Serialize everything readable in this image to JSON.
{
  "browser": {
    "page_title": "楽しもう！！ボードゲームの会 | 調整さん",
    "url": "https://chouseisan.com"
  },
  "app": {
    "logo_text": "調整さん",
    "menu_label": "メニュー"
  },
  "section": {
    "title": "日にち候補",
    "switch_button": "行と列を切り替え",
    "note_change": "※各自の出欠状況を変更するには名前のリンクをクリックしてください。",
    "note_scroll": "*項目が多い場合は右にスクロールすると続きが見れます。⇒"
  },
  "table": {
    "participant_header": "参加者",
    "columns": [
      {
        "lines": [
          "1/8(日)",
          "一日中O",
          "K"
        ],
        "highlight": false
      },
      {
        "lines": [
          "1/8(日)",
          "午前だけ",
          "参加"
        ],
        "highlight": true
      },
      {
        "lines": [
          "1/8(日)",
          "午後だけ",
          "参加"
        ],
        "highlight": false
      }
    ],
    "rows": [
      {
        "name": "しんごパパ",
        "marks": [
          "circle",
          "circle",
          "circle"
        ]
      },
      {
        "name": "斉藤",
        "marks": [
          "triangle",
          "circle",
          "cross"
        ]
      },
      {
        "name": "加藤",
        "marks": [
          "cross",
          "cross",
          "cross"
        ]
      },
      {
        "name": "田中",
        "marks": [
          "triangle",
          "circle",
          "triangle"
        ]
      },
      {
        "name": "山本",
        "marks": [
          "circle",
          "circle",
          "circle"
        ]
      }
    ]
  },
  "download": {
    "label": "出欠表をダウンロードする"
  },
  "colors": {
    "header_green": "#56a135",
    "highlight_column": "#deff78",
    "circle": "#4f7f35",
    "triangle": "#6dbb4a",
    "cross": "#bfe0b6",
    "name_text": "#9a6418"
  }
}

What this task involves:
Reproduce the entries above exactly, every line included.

Written solution:
Serialize everything readable in this image to JSON.
{
  "browser": {
    "page_title": "楽しもう！！ボードゲームの会 | 調整さん",
    "url": "https://chouseisan.com"
  },
  "app": {
    "logo_text": "調整さん",
    "menu_label": "メニュー"
  },
  "section": {
    "title": "日にち候補",
    "switch_button": "行と列を切り替え",
    "note_change": "※各自の出欠状況を変更するには名前のリンクをクリックしてください。",
    "note_scroll": "*項目が多い場合は右にスクロールすると続きが見れます。⇒"
  },
  "table": {
    "participant_header": "参加者",
    "columns": [
      {
        "lines": [
          "1/8(日)",
          "一日中O",
          "K"
        ],
        "highlight": false
      },
      {
        "lines": [
          "1/8(日)",
          "午前だけ",
          "参加"
        ],
        "highlight": true
      },
      {
        "lines": [
          "1/8(日)",
          "午後だけ",
          "参加"
        ],
        "highlight": false
      }
    ],
    "rows": [
      {
        "name": "しんごパパ",
        "marks": [
          "circle",
          "circle",
          "circle"
        ]
      },
      {
        "name": "斉藤",
        "marks": [
          "triangle",
          "circle",
          "cross"
        ]
      },
      {
        "name": "加藤",
        "marks": [
          "cross",
          "cross",
          "cross"
        ]
      },
      {
        "name": "田中",
        "marks": [
          "triangle",
          "circle",
          "triangle"
        ]
      },
      {
        "name": "山本",
        "marks": [
          "circle",
          "circle",
          "circle"
        ]
      }
    ]
  },
  "download": {
    "label": "出欠表をダウンロードする"
  },
  "colors": {
    "header_green": "#56a135",
    "highlight_column": "#deff78",
    "circle": "#4f7f35",
    "triangle": "#6dbb4a",
    "cross": "#bfe0b6",
    "name_text": "#9a6418"
  }
}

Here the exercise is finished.